## WHAT IS EXPECTED
Repeat back every line of the data, exactly.

━━━━━ SUPPLIED DATA

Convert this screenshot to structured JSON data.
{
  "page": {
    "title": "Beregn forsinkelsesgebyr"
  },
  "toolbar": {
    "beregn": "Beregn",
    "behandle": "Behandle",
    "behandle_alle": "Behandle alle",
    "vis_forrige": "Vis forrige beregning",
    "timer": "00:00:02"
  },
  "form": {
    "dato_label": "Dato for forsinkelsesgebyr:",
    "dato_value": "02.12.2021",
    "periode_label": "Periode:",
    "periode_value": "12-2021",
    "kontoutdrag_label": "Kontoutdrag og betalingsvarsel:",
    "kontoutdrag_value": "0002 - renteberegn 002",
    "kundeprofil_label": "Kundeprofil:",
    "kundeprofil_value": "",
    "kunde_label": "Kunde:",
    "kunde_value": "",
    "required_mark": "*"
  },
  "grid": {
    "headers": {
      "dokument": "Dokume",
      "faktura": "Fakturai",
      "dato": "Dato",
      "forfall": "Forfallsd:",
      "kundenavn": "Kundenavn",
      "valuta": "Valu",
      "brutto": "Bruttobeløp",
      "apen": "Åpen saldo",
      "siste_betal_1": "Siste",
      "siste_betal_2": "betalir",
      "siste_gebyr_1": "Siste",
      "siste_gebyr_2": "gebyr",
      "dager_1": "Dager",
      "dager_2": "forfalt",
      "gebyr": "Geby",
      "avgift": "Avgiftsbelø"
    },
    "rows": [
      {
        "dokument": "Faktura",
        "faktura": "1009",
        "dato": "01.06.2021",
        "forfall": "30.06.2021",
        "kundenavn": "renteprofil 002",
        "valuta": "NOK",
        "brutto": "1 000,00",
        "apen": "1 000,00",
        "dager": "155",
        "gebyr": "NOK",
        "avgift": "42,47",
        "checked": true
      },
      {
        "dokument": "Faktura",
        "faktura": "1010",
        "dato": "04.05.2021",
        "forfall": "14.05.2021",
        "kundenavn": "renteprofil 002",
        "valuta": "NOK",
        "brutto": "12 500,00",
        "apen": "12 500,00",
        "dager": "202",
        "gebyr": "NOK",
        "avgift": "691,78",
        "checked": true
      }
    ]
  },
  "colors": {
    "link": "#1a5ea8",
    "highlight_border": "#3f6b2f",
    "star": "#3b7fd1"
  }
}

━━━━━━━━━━

## OUTPUT FOR THIS EXERCISE
Convert this screenshot to structured JSON data.
{
  "page": {
    "title": "Beregn forsinkelsesgebyr"
  },
  "toolbar": {
    "beregn": "Beregn",
    "behandle": "Behandle",
    "behandle_alle": "Behandle alle",
    "vis_forrige": "Vis forrige beregning",
    "timer": "00:00:02"
  },
  "form": {
    "dato_label": "Dato for forsinkelsesgebyr:",
    "dato_value": "02.12.2021",
    "periode_label": "Periode:",
    "periode_value": "12-2021",
    "kontoutdrag_label": "Kontoutdrag og betalingsvarsel:",
    "kontoutdrag_value": "0002 - renteberegn 002",
    "kundeprofil_label": "Kundeprofil:",
    "kundeprofil_value": "",
    "kunde_label": "Kunde:",
    "kunde_value": "",
    "required_mark": "*"
  },
  "grid": {
    "headers": {
      "dokument": "Dokume",
      "faktura": "Fakturai",
      "dato": "Dato",
      "forfall": "Forfallsd:",
      "kundenavn": "Kundenavn",
      "valuta": "Valu",
      "brutto": "Bruttobeløp",
      "apen": "Åpen saldo",
      "siste_betal_1": "Siste",
      "siste_betal_2": "betalir",
      "siste_gebyr_1": "Siste",
      "siste_gebyr_2": "gebyr",
      "dager_1": "Dager",
      "dager_2": "forfalt",
      "gebyr": "Geby",
      "avgift": "Avgiftsbelø"
    },
    "rows": [
      {
        "dokument": "Faktura",
        "faktura": "1009",
        "dato": "01.06.2021",
        "forfall": "30.06.2021",
        "kundenavn": "renteprofil 002",
        "valuta": "NOK",
        "brutto": "1 000,00",
        "apen": "1 000,00",
        "dager": "155",
        "gebyr": "NOK",
        "avgift": "42,47",
        "checked": true
      },
      {
        "dokument": "Faktura",
        "faktura": "1010",
        "dato": "04.05.2021",
        "forfall": "14.05.2021",
        "kundenavn": "renteprofil 002",
        "valuta": "NOK",
        "brutto": "12 500,00",
        "apen": "12 500,00",
        "dager": "202",
        "gebyr": "NOK",
        "avgift": "691,78",
        "checked": true
      }
    ]
  },
  "colors": {
    "link": "#1a5ea8",
    "highlight_border": "#3f6b2f",
    "star": "#3b7fd1"
  }
}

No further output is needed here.